It's the same for us. We are not the light. We are not messiahs. We are not Elijahs. We may not be very good prophets.

Instead we are something completely different: witnesses to the light. Yes, we are broken, broken down, hurting people. It's the time of year when the days are shortest and the nights never seem to end. In some locations it just gets colder and colder. We can feel really blue without being able to pin down the cause.

But even if we are deprived of light, we believe in the light, and we can point to the eternal light of Jesus.

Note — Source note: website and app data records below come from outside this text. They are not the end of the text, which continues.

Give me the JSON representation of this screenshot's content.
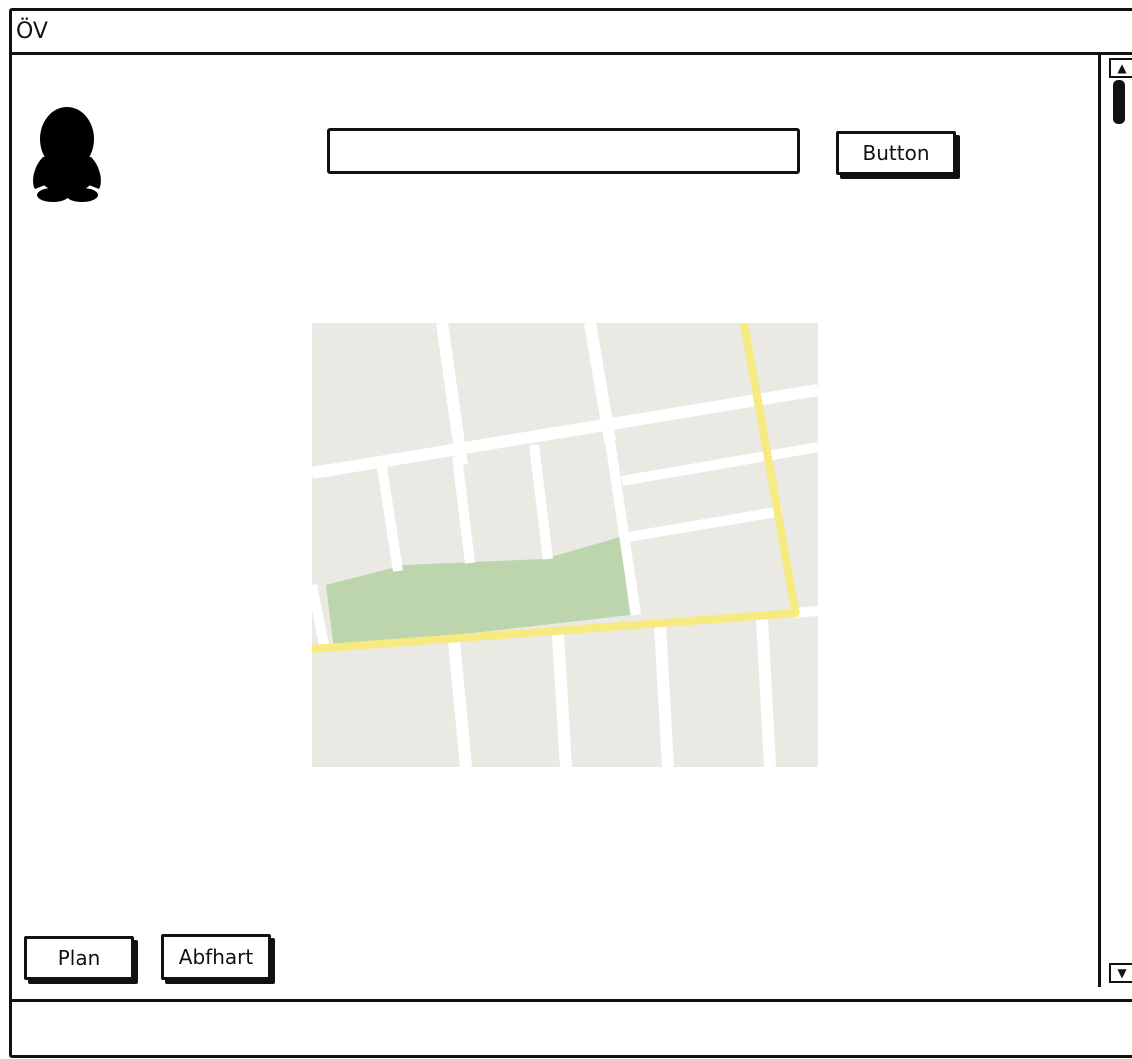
{
  "window": {
    "title": "ÖV"
  },
  "header": {
    "avatar_icon": "penguin-silhouette-icon",
    "search": {
      "value": "",
      "placeholder": ""
    },
    "button_label": "Button"
  },
  "map": {
    "colors": {
      "land": "#ebe9e4",
      "road": "#ffffff",
      "major_road": "#f6ea80",
      "park": "#bdd5ad"
    }
  },
  "footer": {
    "plan_label": "Plan",
    "abfahrt_label": "Abfhart"
  },
  "scrollbar": {
    "up_icon": "scroll-up-arrow-icon",
    "down_icon": "scroll-down-arrow-icon"
  }
}
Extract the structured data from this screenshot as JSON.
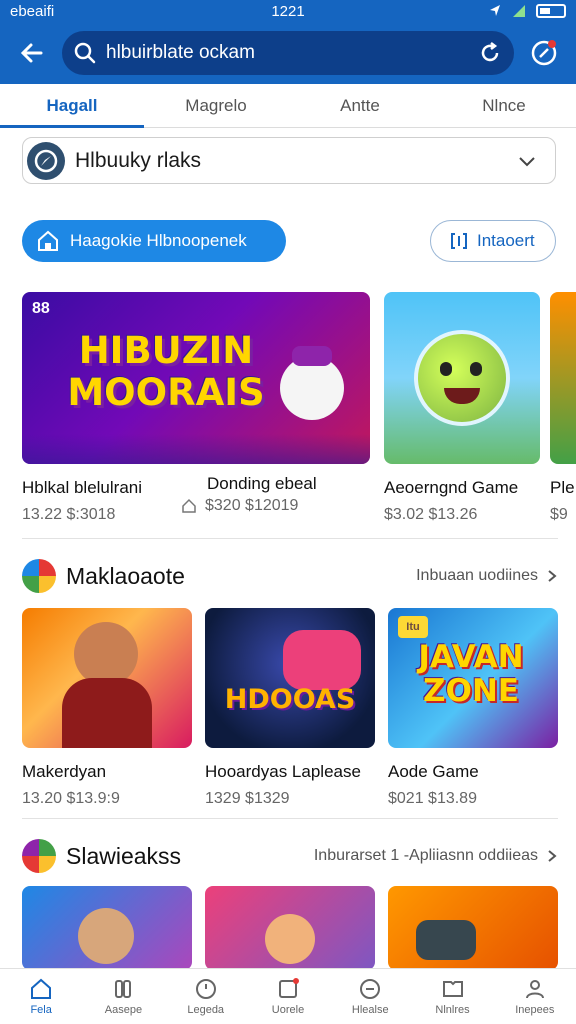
{
  "status": {
    "carrier": "ebeaifi",
    "time": "1221"
  },
  "search": {
    "value": "hlbuirblate ockam"
  },
  "tabs": [
    {
      "label": "Hagall"
    },
    {
      "label": "Magrelo"
    },
    {
      "label": "Antte"
    },
    {
      "label": "Nlnce"
    }
  ],
  "category_select": {
    "value": "Hlbuuky rlaks"
  },
  "actions": {
    "primary_label": "Haagokie Hlbnoopenek",
    "secondary_label": "Intaoert"
  },
  "featured": {
    "items": [
      {
        "title": "Hblkal blelulrani",
        "price": "13.22 $:3018",
        "art": "HIBUZIN MOORAIS",
        "badge": "88"
      },
      {
        "title": "Donding ebeal",
        "price": "$320 $12019"
      },
      {
        "title": "Aeoerngnd Game",
        "price": "$3.02 $13.26"
      },
      {
        "title": "Ple",
        "price": "$9"
      }
    ]
  },
  "sections": [
    {
      "title": "Maklaoaote",
      "more": "Inbuaan uodiines",
      "items": [
        {
          "title": "Makerdyan",
          "price": "13.20 $13.9:9"
        },
        {
          "title": "Hooardyas Laplease",
          "price": "1329 $1329",
          "art": "HDOOAS"
        },
        {
          "title": "Aode Game",
          "price": "$021 $13.89",
          "art": "JAVAN ZONE",
          "art_badge": "Itu"
        }
      ]
    },
    {
      "title": "Slawieakss",
      "more": "Inburarset 1 -Apliiasnn oddiieas",
      "items": [
        {},
        {},
        {}
      ]
    }
  ],
  "bottom_nav": [
    {
      "label": "Fela"
    },
    {
      "label": "Aasepe"
    },
    {
      "label": "Legeda"
    },
    {
      "label": "Uorele"
    },
    {
      "label": "Hlealse"
    },
    {
      "label": "Nlnlres"
    },
    {
      "label": "Inepees"
    }
  ],
  "colors": {
    "brand": "#1565c0",
    "accent": "#1e88e5"
  }
}
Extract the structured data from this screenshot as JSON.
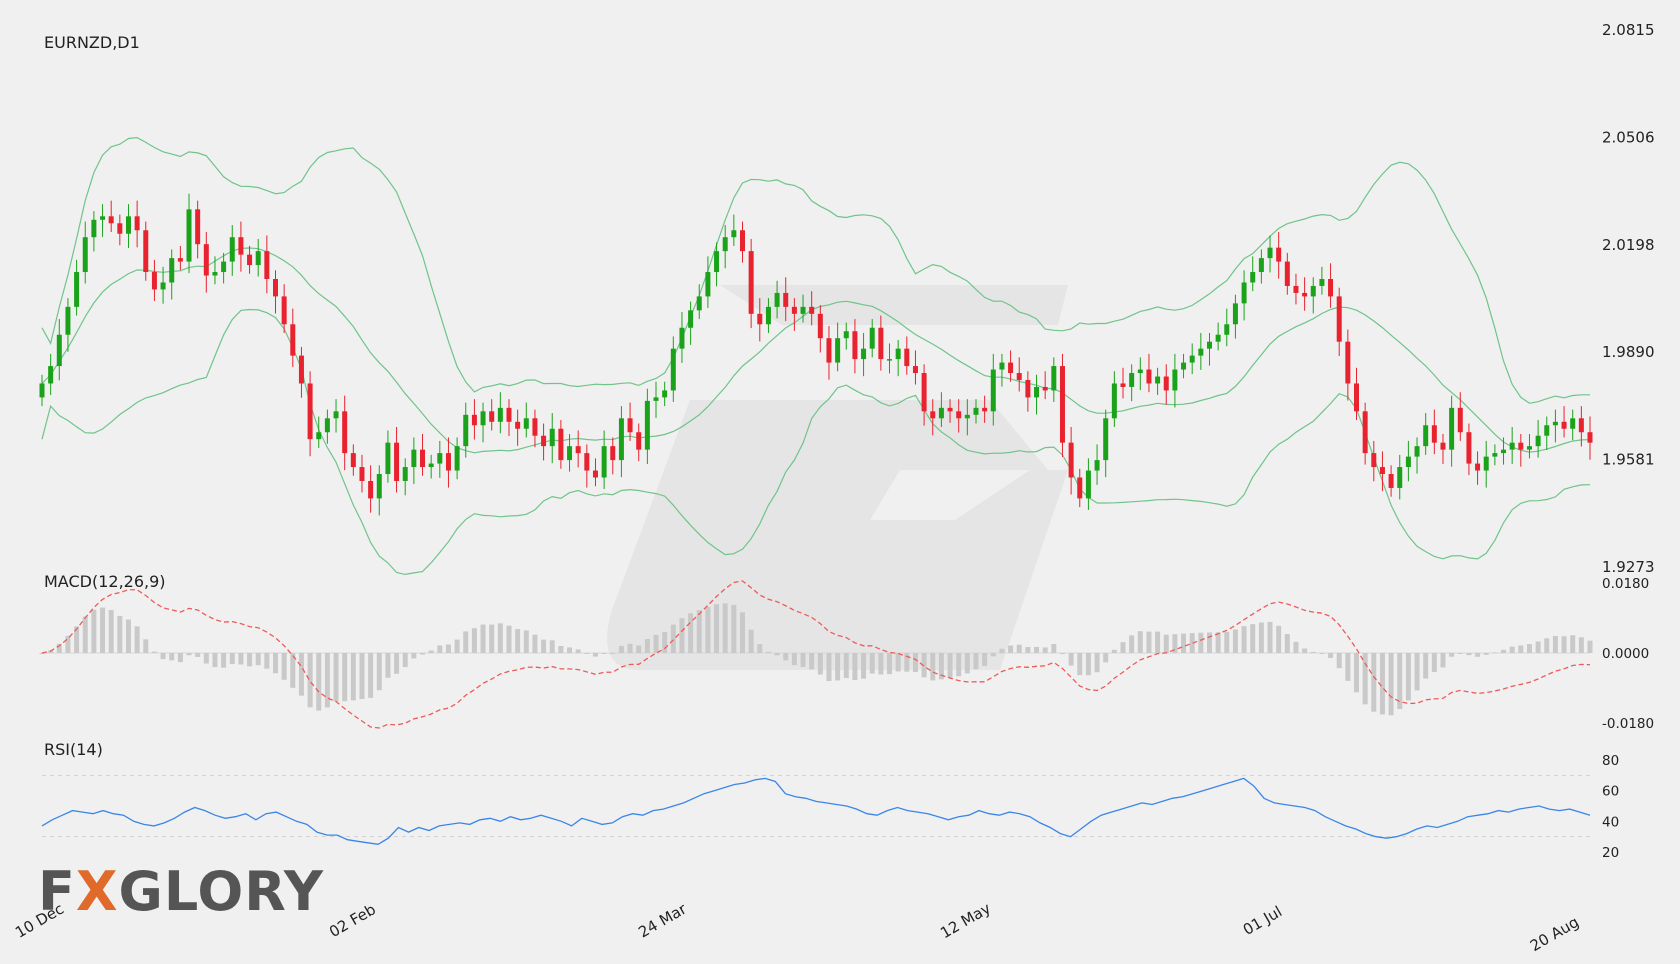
{
  "chart_data": [
    {
      "type": "candlestick",
      "title": "EURNZD,D1",
      "y_ticks": [
        "2.0815",
        "2.0506",
        "2.0198",
        "1.9890",
        "1.9581",
        "1.9273"
      ],
      "ylim": [
        1.9273,
        2.0815
      ],
      "x_tick_labels": [
        "10 Dec",
        "02 Feb",
        "24 Mar",
        "12 May",
        "01 Jul",
        "20 Aug"
      ],
      "indicators": [
        "Bollinger Bands"
      ],
      "colors": {
        "up": "#1aa31a",
        "down": "#e8222e",
        "bands": "#6fc48a"
      },
      "ohlc_close": [
        1.98,
        1.985,
        1.994,
        2.002,
        2.012,
        2.022,
        2.027,
        2.028,
        2.026,
        2.023,
        2.028,
        2.024,
        2.012,
        2.007,
        2.009,
        2.016,
        2.015,
        2.03,
        2.02,
        2.011,
        2.012,
        2.015,
        2.022,
        2.017,
        2.014,
        2.018,
        2.01,
        2.005,
        1.997,
        1.988,
        1.98,
        1.964,
        1.966,
        1.97,
        1.972,
        1.96,
        1.956,
        1.952,
        1.947,
        1.954,
        1.963,
        1.952,
        1.956,
        1.961,
        1.956,
        1.957,
        1.96,
        1.955,
        1.962,
        1.971,
        1.968,
        1.972,
        1.969,
        1.973,
        1.969,
        1.967,
        1.97,
        1.965,
        1.962,
        1.967,
        1.958,
        1.962,
        1.96,
        1.955,
        1.953,
        1.962,
        1.958,
        1.97,
        1.966,
        1.961,
        1.975,
        1.976,
        1.978,
        1.99,
        1.996,
        2.001,
        2.005,
        2.012,
        2.018,
        2.022,
        2.024,
        2.018,
        2.0,
        1.997,
        2.002,
        2.006,
        2.002,
        2.0,
        2.002,
        2.0,
        1.993,
        1.986,
        1.993,
        1.995,
        1.987,
        1.99,
        1.996,
        1.987,
        1.987,
        1.99,
        1.985,
        1.983,
        1.972,
        1.97,
        1.973,
        1.972,
        1.97,
        1.971,
        1.973,
        1.972,
        1.984,
        1.986,
        1.983,
        1.981,
        1.976,
        1.979,
        1.978,
        1.985,
        1.963,
        1.953,
        1.947,
        1.955,
        1.958,
        1.97,
        1.98,
        1.979,
        1.983,
        1.984,
        1.98,
        1.982,
        1.978,
        1.984,
        1.986,
        1.988,
        1.99,
        1.992,
        1.994,
        1.997,
        2.003,
        2.009,
        2.012,
        2.016,
        2.019,
        2.015,
        2.008,
        2.006,
        2.005,
        2.008,
        2.01,
        2.005,
        1.992,
        1.98,
        1.972,
        1.96,
        1.956,
        1.954,
        1.95,
        1.956,
        1.959,
        1.962,
        1.968,
        1.963,
        1.961,
        1.973,
        1.966,
        1.957,
        1.955,
        1.959,
        1.96,
        1.961,
        1.963,
        1.961,
        1.962,
        1.965,
        1.968,
        1.969,
        1.967,
        1.97,
        1.966,
        1.963
      ]
    },
    {
      "type": "bar",
      "title": "MACD(12,26,9)",
      "y_ticks": [
        "0.0180",
        "0.0000",
        "-0.0180"
      ],
      "ylim": [
        -0.018,
        0.018
      ],
      "series": [
        {
          "name": "",
          "kind": "histogram",
          "color": "#c9c9c9"
        },
        {
          "name": "",
          "kind": "signal",
          "color": "#ec5b5b"
        }
      ]
    },
    {
      "type": "line",
      "title": "RSI(14)",
      "y_ticks": [
        "80",
        "60",
        "40",
        "20"
      ],
      "ylim": [
        20,
        80
      ],
      "levels": [
        70,
        30
      ],
      "color": "#3a86e8",
      "values": [
        37,
        41,
        44,
        47,
        46,
        45,
        47,
        45,
        44,
        40,
        38,
        37,
        39,
        42,
        46,
        49,
        47,
        44,
        42,
        43,
        45,
        41,
        45,
        46,
        43,
        40,
        38,
        33,
        31,
        31,
        28,
        27,
        26,
        25,
        29,
        36,
        33,
        36,
        34,
        37,
        38,
        39,
        38,
        41,
        42,
        40,
        43,
        41,
        42,
        44,
        42,
        40,
        37,
        42,
        40,
        38,
        39,
        43,
        45,
        44,
        47,
        48,
        50,
        52,
        55,
        58,
        60,
        62,
        64,
        65,
        67,
        68,
        66,
        58,
        56,
        55,
        53,
        52,
        51,
        50,
        48,
        45,
        44,
        47,
        49,
        47,
        46,
        45,
        43,
        41,
        43,
        44,
        47,
        45,
        44,
        46,
        45,
        43,
        39,
        36,
        32,
        30,
        35,
        40,
        44,
        46,
        48,
        50,
        52,
        51,
        53,
        55,
        56,
        58,
        60,
        62,
        64,
        66,
        68,
        63,
        55,
        52,
        51,
        50,
        49,
        47,
        43,
        40,
        37,
        35,
        32,
        30,
        29,
        30,
        32,
        35,
        37,
        36,
        38,
        40,
        43,
        44,
        45,
        47,
        46,
        48,
        49,
        50,
        48,
        47,
        48,
        46,
        44
      ]
    }
  ],
  "brand": {
    "text_left": "F",
    "text_accent": "X",
    "text_right": "GLORY"
  }
}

Earlier I spoke about the "I am" statements of Jesus. Well, there are also some important "You are" statements about Jesus in John's gospel. Early on Nathanael tells Jesus "Rabbi, you are the Son of God! You are the King of Israel!"14 The woman at the well says "Sir, I see that you are a prophet."15 When others abandon him some of his disciples tell Jesus, "We have come to believe and know that you are the Holy One of God."16 While her brother Lazarus lies dead in the tomb, Martha tells Jesus, "Yes, Lord, I believe that you are the Messiah, the Son of God, the one coming into the world."17 And after Jesus is risen the one we call Doubting Thomas says simply, "My Lord and my God!"18

How will you address the Word made flesh? How will you act as witness to the light this Advent season when all seems darkest? What will you say to make it clear that this is no ordinary Christmas on the horizon, because it's time now for something completely different?